*** Opening of INPUT DATA ***

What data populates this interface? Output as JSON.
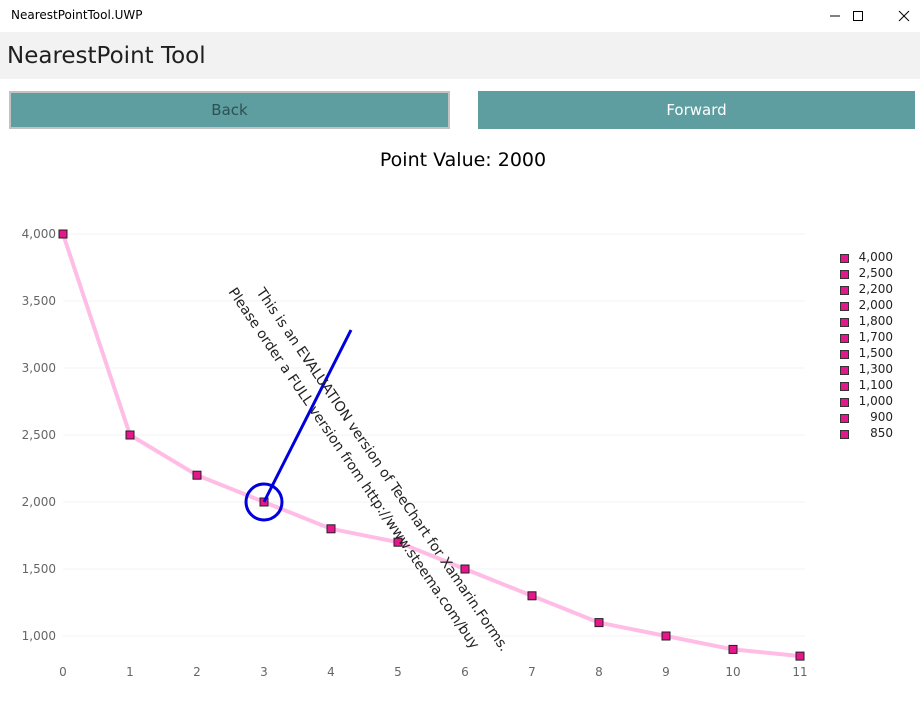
{
  "window": {
    "title": "NearestPointTool.UWP",
    "controls": [
      "minimize-icon",
      "maximize-icon",
      "close-icon"
    ]
  },
  "header": {
    "title": "NearestPoint Tool"
  },
  "buttons": {
    "back": "Back",
    "forward": "Forward"
  },
  "point_value_text": "Point Value: 2000",
  "watermark": {
    "line1": "This is an EVALUATION version of TeeChart for Xamarin.Forms.",
    "line2": "Please order a FULL version from http://www.steema.com/buy"
  },
  "colors": {
    "button": "#5f9ea0",
    "line": "#ffbde6",
    "marker": "#e8168c",
    "nearest_tool": "#0000dd"
  },
  "chart_data": {
    "type": "line",
    "x": [
      0,
      1,
      2,
      3,
      4,
      5,
      6,
      7,
      8,
      9,
      10,
      11
    ],
    "series": [
      {
        "values": [
          4000,
          2500,
          2200,
          2000,
          1800,
          1700,
          1500,
          1300,
          1100,
          1000,
          900,
          850
        ]
      }
    ],
    "x_ticks": [
      "0",
      "1",
      "2",
      "3",
      "4",
      "5",
      "6",
      "7",
      "8",
      "9",
      "10",
      "11"
    ],
    "y_ticks": [
      "1,000",
      "1,500",
      "2,000",
      "2,500",
      "3,000",
      "3,500",
      "4,000"
    ],
    "y_tick_values": [
      1000,
      1500,
      2000,
      2500,
      3000,
      3500,
      4000
    ],
    "xlim": [
      0,
      11
    ],
    "ylim": [
      850,
      4000
    ],
    "grid": true,
    "legend_position": "right",
    "legend": [
      "4,000",
      "2,500",
      "2,200",
      "2,000",
      "1,800",
      "1,700",
      "1,500",
      "1,300",
      "1,100",
      "1,000",
      "900",
      "850"
    ],
    "nearest_point": {
      "x": 3,
      "y": 2000
    }
  }
}
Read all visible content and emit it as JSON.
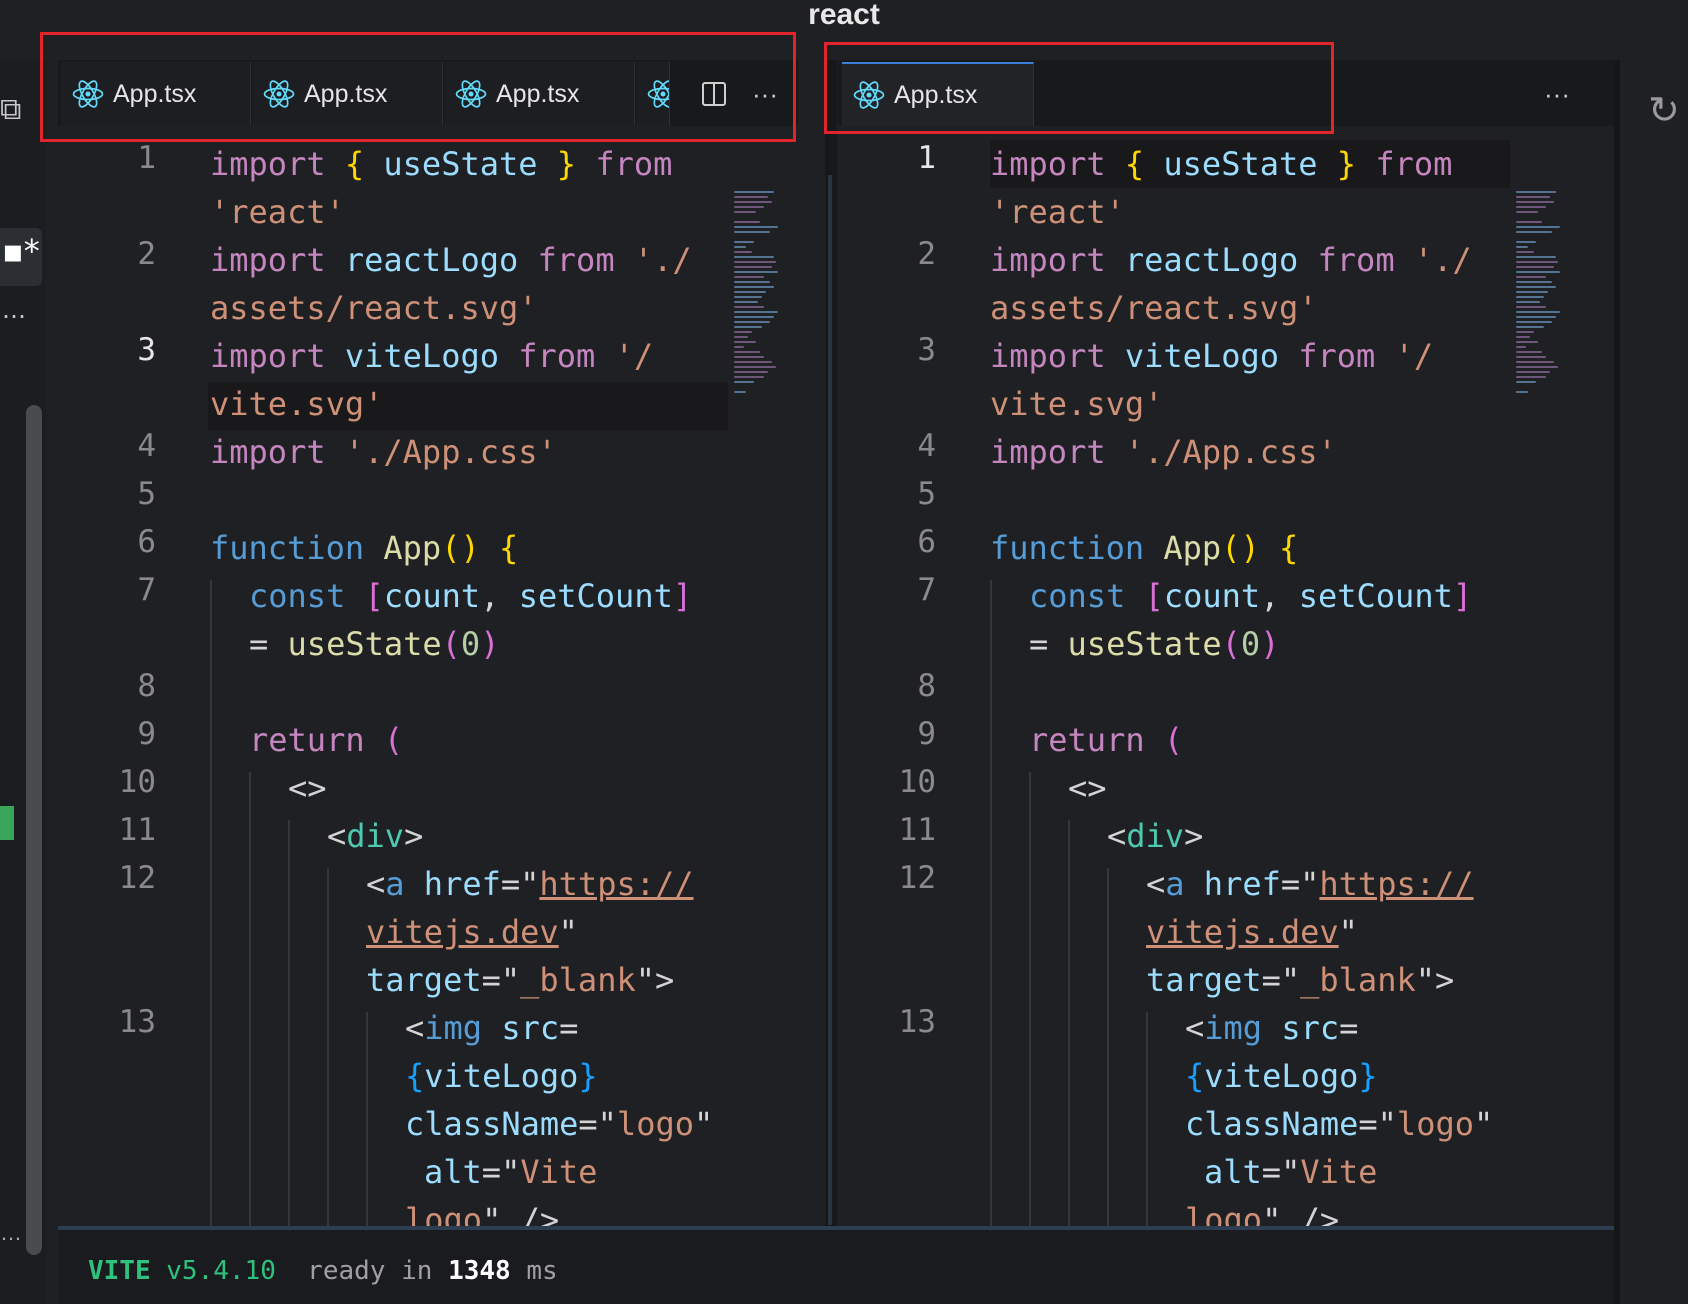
{
  "window": {
    "title": "react"
  },
  "activity": {
    "active_symbol": "▪*",
    "more": "…",
    "bottom_more": "…"
  },
  "left_group": {
    "tabs": [
      {
        "label": "App.tsx"
      },
      {
        "label": "App.tsx"
      },
      {
        "label": "App.tsx"
      }
    ],
    "more_label": "···"
  },
  "right_group": {
    "tabs": [
      {
        "label": "App.tsx"
      }
    ],
    "more_label": "···"
  },
  "code": {
    "line_numbers": [
      "1",
      "2",
      "3",
      "4",
      "5",
      "6",
      "7",
      "8",
      "9",
      "10",
      "11",
      "12",
      "13"
    ],
    "lines": [
      "import { useState } from 'react'",
      "import reactLogo from './assets/react.svg'",
      "import viteLogo from '/vite.svg'",
      "import './App.css'",
      "",
      "function App() {",
      "  const [count, setCount] = useState(0)",
      "",
      "  return (",
      "    <>",
      "      <div>",
      "        <a href=\"https://vitejs.dev\" target=\"_blank\">",
      "          <img src={viteLogo} className=\"logo\" alt=\"Vite logo\" />"
    ]
  },
  "terminal": {
    "vite": "VITE",
    "version": "v5.4.10",
    "ready_text": "ready in",
    "ready_ms": "1348",
    "ms_unit": "ms"
  },
  "colors": {
    "accent_tab": "#3b7fd9",
    "annotation": "#e3242b",
    "terminal_green": "#2ec27e"
  }
}
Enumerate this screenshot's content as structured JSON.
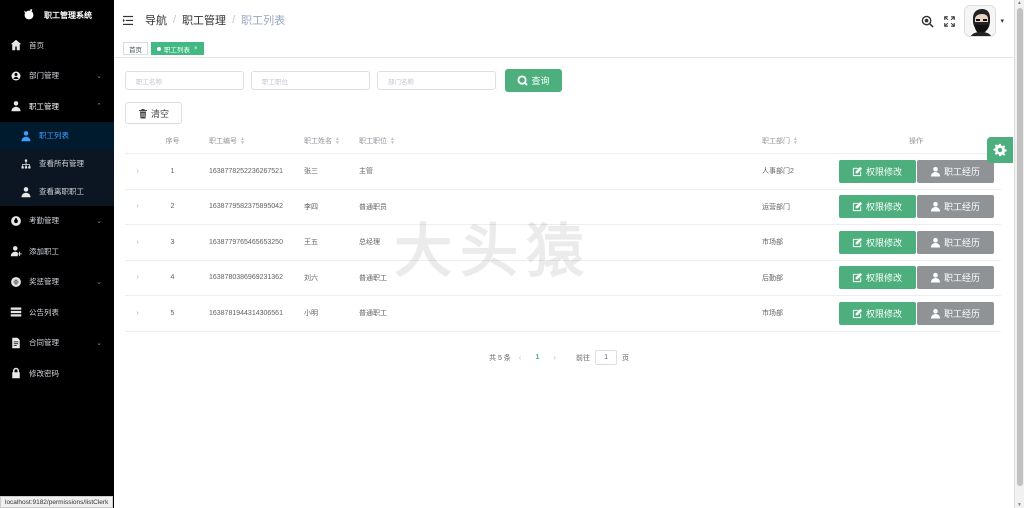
{
  "app": {
    "title": "职工管理系统"
  },
  "sidebar": {
    "items": [
      {
        "label": "首页",
        "icon": "home-icon",
        "has_arrow": false
      },
      {
        "label": "部门管理",
        "icon": "dept-icon",
        "has_arrow": true,
        "arrow": "⌄"
      },
      {
        "label": "职工管理",
        "icon": "user-icon",
        "has_arrow": true,
        "arrow": "⌃",
        "expanded": true
      },
      {
        "label": "考勤管理",
        "icon": "attendance-icon",
        "has_arrow": true,
        "arrow": "⌄"
      },
      {
        "label": "添加职工",
        "icon": "add-user-icon",
        "has_arrow": false
      },
      {
        "label": "奖惩管理",
        "icon": "award-icon",
        "has_arrow": true,
        "arrow": "⌄"
      },
      {
        "label": "公告列表",
        "icon": "list-icon",
        "has_arrow": false
      },
      {
        "label": "合同管理",
        "icon": "contract-icon",
        "has_arrow": true,
        "arrow": "⌄"
      },
      {
        "label": "修改密码",
        "icon": "lock-icon",
        "has_arrow": false
      }
    ],
    "sub_items": [
      {
        "label": "职工列表",
        "icon": "user-icon",
        "current": true
      },
      {
        "label": "查看所有管理",
        "icon": "org-icon",
        "current": false
      },
      {
        "label": "查看离职职工",
        "icon": "user-icon",
        "current": false
      }
    ]
  },
  "header": {
    "breadcrumb": [
      "导航",
      "职工管理",
      "职工列表"
    ]
  },
  "tags": {
    "home": "首页",
    "active": "职工列表",
    "close": "×"
  },
  "filters": {
    "name_placeholder": "职工名称",
    "position_placeholder": "职工职位",
    "dept_placeholder": "部门名称",
    "query_label": "查询",
    "clear_label": "清空"
  },
  "table": {
    "headers": {
      "no": "序号",
      "id": "职工编号",
      "name": "职工姓名",
      "position": "职工职位",
      "dept": "职工部门",
      "ops": "操作"
    },
    "rows": [
      {
        "no": "1",
        "id": "1638778252236267521",
        "name": "张三",
        "position": "主管",
        "dept": "人事部门2"
      },
      {
        "no": "2",
        "id": "1638779582375895042",
        "name": "李四",
        "position": "普通职员",
        "dept": "运营部门"
      },
      {
        "no": "3",
        "id": "1638779765465653250",
        "name": "王五",
        "position": "总经理",
        "dept": "市场部"
      },
      {
        "no": "4",
        "id": "1638780386969231362",
        "name": "刘六",
        "position": "普通职工",
        "dept": "后勤部"
      },
      {
        "no": "5",
        "id": "1638781944314306561",
        "name": "小明",
        "position": "普通职工",
        "dept": "市场部"
      }
    ],
    "perm_label": "权限修改",
    "hist_label": "职工经历",
    "expand_glyph": "›"
  },
  "pager": {
    "total": "共 5 条",
    "prev": "‹",
    "page": "1",
    "next": "›",
    "goto_prefix": "前往",
    "goto_value": "1",
    "goto_suffix": "页"
  },
  "watermark": "大头猿",
  "status_url": "localhost:9182/permissions/listClerk",
  "colors": {
    "accent": "#4caf7d",
    "sidebar_bg": "#000000",
    "current_menu": "#409eff",
    "history_button": "#8f9396"
  }
}
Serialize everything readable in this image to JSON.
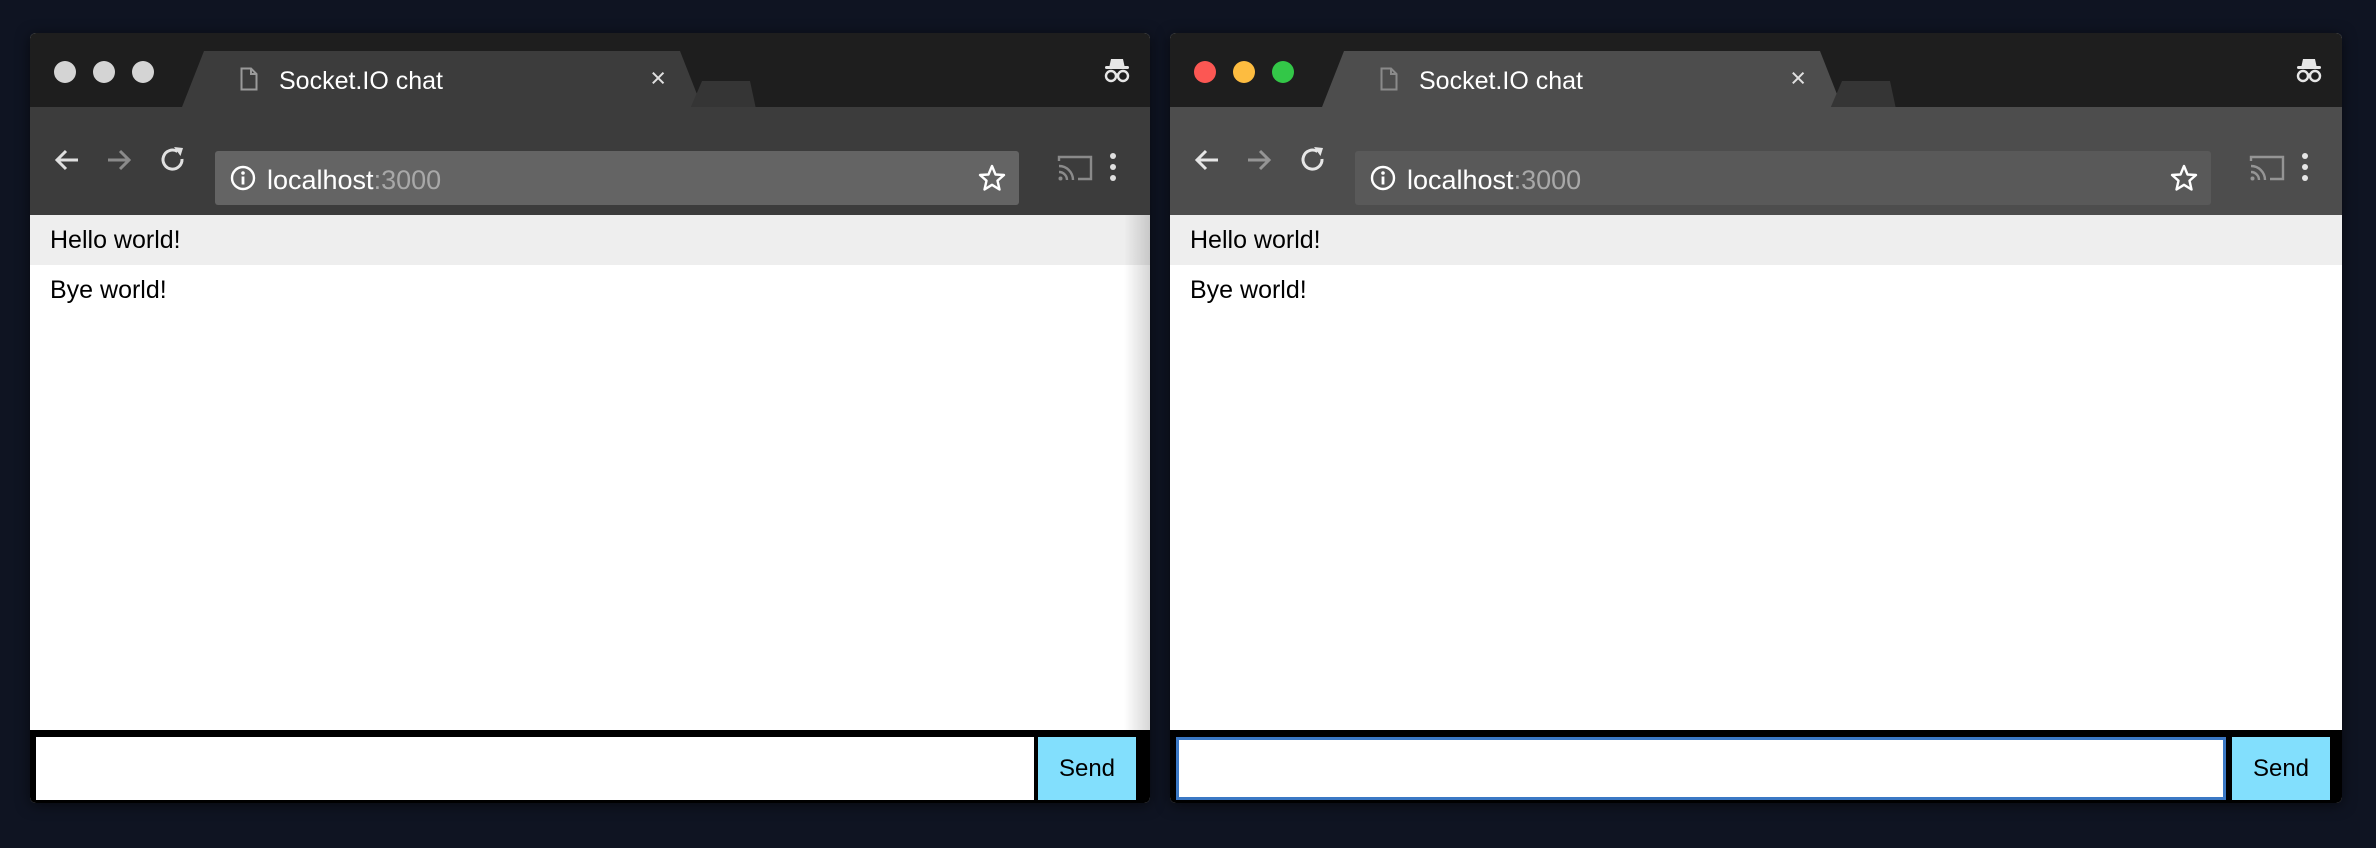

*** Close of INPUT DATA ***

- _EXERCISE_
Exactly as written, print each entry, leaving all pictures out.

- _ANSWER BOX_
What data populates this interface? Output as JSON.
{
  "window": {
    "title": "NearestPointTool.UWP",
    "controls": [
      "minimize-icon",
      "maximize-icon",
      "close-icon"
    ]
  },
  "header": {
    "title": "NearestPoint Tool"
  },
  "buttons": {
    "back": "Back",
    "forward": "Forward"
  },
  "point_value_text": "Point Value: 2000",
  "watermark": {
    "line1": "This is an EVALUATION version of TeeChart for Xamarin.Forms.",
    "line2": "Please order a FULL version from http://www.steema.com/buy"
  },
  "colors": {
    "button": "#5f9ea0",
    "line": "#ffbde6",
    "marker": "#e8168c",
    "nearest_tool": "#0000dd"
  },
  "chart_data": {
    "type": "line",
    "x": [
      0,
      1,
      2,
      3,
      4,
      5,
      6,
      7,
      8,
      9,
      10,
      11
    ],
    "series": [
      {
        "values": [
          4000,
          2500,
          2200,
          2000,
          1800,
          1700,
          1500,
          1300,
          1100,
          1000,
          900,
          850
        ]
      }
    ],
    "x_ticks": [
      "0",
      "1",
      "2",
      "3",
      "4",
      "5",
      "6",
      "7",
      "8",
      "9",
      "10",
      "11"
    ],
    "y_ticks": [
      "1,000",
      "1,500",
      "2,000",
      "2,500",
      "3,000",
      "3,500",
      "4,000"
    ],
    "y_tick_values": [
      1000,
      1500,
      2000,
      2500,
      3000,
      3500,
      4000
    ],
    "xlim": [
      0,
      11
    ],
    "ylim": [
      850,
      4000
    ],
    "grid": true,
    "legend_position": "right",
    "legend": [
      "4,000",
      "2,500",
      "2,200",
      "2,000",
      "1,800",
      "1,700",
      "1,500",
      "1,300",
      "1,100",
      "1,000",
      "900",
      "850"
    ],
    "nearest_point": {
      "x": 3,
      "y": 2000
    }
  }
}
Read all visible content and emit it as JSON.
{
  "window": {
    "title": "react"
  },
  "activity": {
    "active_symbol": "▪*",
    "more": "…",
    "bottom_more": "…"
  },
  "left_group": {
    "tabs": [
      {
        "label": "App.tsx"
      },
      {
        "label": "App.tsx"
      },
      {
        "label": "App.tsx"
      }
    ],
    "more_label": "···"
  },
  "right_group": {
    "tabs": [
      {
        "label": "App.tsx"
      }
    ],
    "more_label": "···"
  },
  "code": {
    "line_numbers": [
      "1",
      "2",
      "3",
      "4",
      "5",
      "6",
      "7",
      "8",
      "9",
      "10",
      "11",
      "12",
      "13"
    ],
    "lines": [
      "import { useState } from 'react'",
      "import reactLogo from './assets/react.svg'",
      "import viteLogo from '/vite.svg'",
      "import './App.css'",
      "",
      "function App() {",
      "  const [count, setCount] = useState(0)",
      "",
      "  return (",
      "    <>",
      "      <div>",
      "        <a href=\"https://vitejs.dev\" target=\"_blank\">",
      "          <img src={viteLogo} className=\"logo\" alt=\"Vite logo\" />"
    ]
  },
  "terminal": {
    "vite": "VITE",
    "version": "v5.4.10",
    "ready_text": "ready in",
    "ready_ms": "1348",
    "ms_unit": "ms"
  },
  "colors": {
    "accent_tab": "#3b7fd9",
    "annotation": "#e3242b",
    "terminal_green": "#2ec27e"
  }
}
Enumerate this screenshot's content as structured JSON.
{
  "app": {
    "title": "职工管理系统"
  },
  "sidebar": {
    "items": [
      {
        "label": "首页",
        "icon": "home-icon",
        "has_arrow": false
      },
      {
        "label": "部门管理",
        "icon": "dept-icon",
        "has_arrow": true,
        "arrow": "⌄"
      },
      {
        "label": "职工管理",
        "icon": "user-icon",
        "has_arrow": true,
        "arrow": "⌃",
        "expanded": true
      },
      {
        "label": "考勤管理",
        "icon": "attendance-icon",
        "has_arrow": true,
        "arrow": "⌄"
      },
      {
        "label": "添加职工",
        "icon": "add-user-icon",
        "has_arrow": false
      },
      {
        "label": "奖惩管理",
        "icon": "award-icon",
        "has_arrow": true,
        "arrow": "⌄"
      },
      {
        "label": "公告列表",
        "icon": "list-icon",
        "has_arrow": false
      },
      {
        "label": "合同管理",
        "icon": "contract-icon",
        "has_arrow": true,
        "arrow": "⌄"
      },
      {
        "label": "修改密码",
        "icon": "lock-icon",
        "has_arrow": false
      }
    ],
    "sub_items": [
      {
        "label": "职工列表",
        "icon": "user-icon",
        "current": true
      },
      {
        "label": "查看所有管理",
        "icon": "org-icon",
        "current": false
      },
      {
        "label": "查看离职职工",
        "icon": "user-icon",
        "current": false
      }
    ]
  },
  "header": {
    "breadcrumb": [
      "导航",
      "职工管理",
      "职工列表"
    ]
  },
  "tags": {
    "home": "首页",
    "active": "职工列表",
    "close": "×"
  },
  "filters": {
    "name_placeholder": "职工名称",
    "position_placeholder": "职工职位",
    "dept_placeholder": "部门名称",
    "query_label": "查询",
    "clear_label": "清空"
  },
  "table": {
    "headers": {
      "no": "序号",
      "id": "职工编号",
      "name": "职工姓名",
      "position": "职工职位",
      "dept": "职工部门",
      "ops": "操作"
    },
    "rows": [
      {
        "no": "1",
        "id": "1638778252236267521",
        "name": "张三",
        "position": "主管",
        "dept": "人事部门2"
      },
      {
        "no": "2",
        "id": "1638779582375895042",
        "name": "李四",
        "position": "普通职员",
        "dept": "运营部门"
      },
      {
        "no": "3",
        "id": "1638779765465653250",
        "name": "王五",
        "position": "总经理",
        "dept": "市场部"
      },
      {
        "no": "4",
        "id": "1638780386969231362",
        "name": "刘六",
        "position": "普通职工",
        "dept": "后勤部"
      },
      {
        "no": "5",
        "id": "1638781944314306561",
        "name": "小明",
        "position": "普通职工",
        "dept": "市场部"
      }
    ],
    "perm_label": "权限修改",
    "hist_label": "职工经历",
    "expand_glyph": "›"
  },
  "pager": {
    "total": "共 5 条",
    "prev": "‹",
    "page": "1",
    "next": "›",
    "goto_prefix": "前往",
    "goto_value": "1",
    "goto_suffix": "页"
  },
  "watermark": "大头猿",
  "status_url": "localhost:9182/permissions/listClerk",
  "colors": {
    "accent": "#4caf7d",
    "sidebar_bg": "#000000",
    "current_menu": "#409eff",
    "history_button": "#8f9396"
  }
}
Serialize everything readable in this image to JSON.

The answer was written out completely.